All praise to Thee, my God, this night
For all the blessings of the light.
Keep me, O keep me, King of kings,
Beneath Thine own almighty wings.
Forgive me, Lord, for Thy dear Son,
The ill that I this day have done,
That with the world, myself, and Thee,
I, ere I sleep, at peace may be.
Teach me to live that I may dread
The grave as little as my bed.
Teach me to die that so I may
Rise glorious at the awefull day.
Oh, may my soul in Thee repose,
And may sweet sleep mine eyelids close,
Sleep that shall me more vig’rous make

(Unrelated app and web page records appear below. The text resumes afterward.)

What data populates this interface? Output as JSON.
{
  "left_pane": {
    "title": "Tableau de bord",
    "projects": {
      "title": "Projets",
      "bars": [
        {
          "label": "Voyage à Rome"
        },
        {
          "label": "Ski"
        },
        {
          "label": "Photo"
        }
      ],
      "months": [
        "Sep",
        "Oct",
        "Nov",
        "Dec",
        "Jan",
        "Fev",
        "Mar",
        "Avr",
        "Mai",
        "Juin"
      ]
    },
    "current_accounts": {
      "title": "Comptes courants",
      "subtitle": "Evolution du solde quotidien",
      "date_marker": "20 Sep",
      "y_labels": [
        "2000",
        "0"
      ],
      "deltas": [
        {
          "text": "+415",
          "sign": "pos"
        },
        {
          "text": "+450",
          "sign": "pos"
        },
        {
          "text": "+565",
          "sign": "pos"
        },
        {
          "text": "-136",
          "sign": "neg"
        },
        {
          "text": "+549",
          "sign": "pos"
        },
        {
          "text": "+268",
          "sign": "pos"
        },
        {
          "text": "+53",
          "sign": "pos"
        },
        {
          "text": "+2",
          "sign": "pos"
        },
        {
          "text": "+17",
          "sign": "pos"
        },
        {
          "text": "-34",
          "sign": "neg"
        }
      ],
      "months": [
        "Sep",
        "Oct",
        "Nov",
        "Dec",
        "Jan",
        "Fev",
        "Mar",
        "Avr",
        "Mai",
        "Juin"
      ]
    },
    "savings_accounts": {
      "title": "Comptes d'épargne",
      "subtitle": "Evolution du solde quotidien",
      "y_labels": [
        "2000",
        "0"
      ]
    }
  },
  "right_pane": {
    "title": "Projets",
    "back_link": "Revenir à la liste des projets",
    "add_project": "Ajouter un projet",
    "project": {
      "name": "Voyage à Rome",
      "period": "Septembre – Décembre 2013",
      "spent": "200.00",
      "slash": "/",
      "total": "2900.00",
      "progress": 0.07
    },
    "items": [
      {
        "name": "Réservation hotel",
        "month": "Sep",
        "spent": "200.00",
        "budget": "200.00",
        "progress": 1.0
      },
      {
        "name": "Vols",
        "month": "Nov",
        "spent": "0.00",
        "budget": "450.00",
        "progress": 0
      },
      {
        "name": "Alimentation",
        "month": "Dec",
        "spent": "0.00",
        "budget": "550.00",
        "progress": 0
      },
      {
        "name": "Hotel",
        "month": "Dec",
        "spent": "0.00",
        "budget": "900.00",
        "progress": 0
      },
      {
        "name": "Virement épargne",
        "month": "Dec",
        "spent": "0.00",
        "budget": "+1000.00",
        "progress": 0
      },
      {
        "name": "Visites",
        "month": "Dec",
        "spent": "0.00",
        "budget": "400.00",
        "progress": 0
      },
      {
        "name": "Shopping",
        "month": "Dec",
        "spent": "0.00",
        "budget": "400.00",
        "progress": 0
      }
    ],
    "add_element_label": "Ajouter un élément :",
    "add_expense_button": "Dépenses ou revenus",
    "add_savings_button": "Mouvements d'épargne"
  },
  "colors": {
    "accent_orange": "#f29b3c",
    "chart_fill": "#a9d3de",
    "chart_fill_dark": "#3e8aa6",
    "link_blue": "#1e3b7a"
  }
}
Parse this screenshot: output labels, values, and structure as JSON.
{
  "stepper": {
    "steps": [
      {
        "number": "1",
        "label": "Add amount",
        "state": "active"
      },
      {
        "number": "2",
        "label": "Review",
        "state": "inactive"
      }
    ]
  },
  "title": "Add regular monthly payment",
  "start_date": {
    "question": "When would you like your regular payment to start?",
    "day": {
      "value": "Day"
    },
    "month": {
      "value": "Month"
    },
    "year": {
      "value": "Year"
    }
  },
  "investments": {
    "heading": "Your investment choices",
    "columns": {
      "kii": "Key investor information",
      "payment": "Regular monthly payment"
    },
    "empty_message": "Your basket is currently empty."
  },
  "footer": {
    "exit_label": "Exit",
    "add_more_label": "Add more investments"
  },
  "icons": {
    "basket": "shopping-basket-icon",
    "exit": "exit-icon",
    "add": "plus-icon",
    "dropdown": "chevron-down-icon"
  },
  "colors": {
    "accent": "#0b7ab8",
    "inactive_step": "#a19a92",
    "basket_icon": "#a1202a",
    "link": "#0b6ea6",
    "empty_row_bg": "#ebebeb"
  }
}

To serve my God when I awake!
When in the night I sleepless lie,
My soul with heav’nly thoughts supply;
Let no ill dreams disturb my rest,
No pow’rs of darkness me molest.
Praise God, from whom all blessings flow;
Praise Him, all creatures here below;
Praise Him above, ye heav’nly host:
Praise Father, Son, and Holy Ghost. Lutheran Service Book #883
Now that we’re almost done with the 2013-14 school year, I thought I’d share our list of memory work. Since we’ve memorized Bible verses and Luther’s Small Catechism in the past, I thought it would be a nice change of pace to memorize hymns from Lutheran Service Book instead. We will have learned 23 hymns when we’re done with school at the end of next week…there were a few hymns that took us two weeks to memorize. We also didn’t memorize every verse of every hymn. I tried to follow the liturgical year for the most part, throwing a few personal favorites in here and there (although, not the ones I like so much, that the children memorized them long ago!).
- The Church’s One Foundation–#644
- Alleluia, Song of Gladness–#417 (Transfiguration Day, so not technically Lent yet, but kind of the unofficial beginning of Lent)
- Christ, the Life of All the Living–#420
- O Sacred Head, Now Wounded–#449
- Lamb of God, Pure and Holy–#434
- All Glory, Laud, and Honor–#442
- Go to Dark Gethsemane–#436
- I Know That My Redeemer Lives–#461
- Built on the Rock–#645
- Savior, Again to Thy Dear Name We Raise–#917 (A closing hymn to close out our year)
This was a fun and different approach to memory work…I hope that in the future, my children will appreciate having committed so many hymns to memory!’
This is the hymn we’ve been memorizing in school the last two weeks. It’s the hymn I mostly strongly associate with Thanksgiving, because I’m pretty sure we sang it every year on Thanksgiving Eve when I was a child. It’s sung to the same tune as “Songs of Thankfulness and Praise,” which is an Epiphany hymn.
Come, ye, thankful people, come;
Raise the song of harvest home.
All be safely gathered in
Ere the winter storms begin;
God, our maker, doth provide
For our wants to be supplied.
Come to God’s own temple, come;
Raise the song of harvest home.
All the world is God’s own field,
Fruit unto His praise to yield;
Wheat and tares together sown,
Unto joy or sorrow grown.
First the blade and then the ear,
Then the full corn shall appear.
Lord of harvest, grant that we
Wholesome grain and pure may be.
For the Lord, our God, shall come
And shall take His harvest home,
From His field shall in that day
All offenses purge away,
Give His angels charge at last
In the fire the tares to cast,
But the fruitful ears to store
In His garner evermore.
Even so, Lord, quickly come
To Thy final harvest home;
Gather Thou Thy people in,
Free from sorrow, free from sin,
There, forever purified,
In Thy garner to abide:
Come with all Thine angels, come,
Raise the glorious harvest home. Lutheran Service Book #892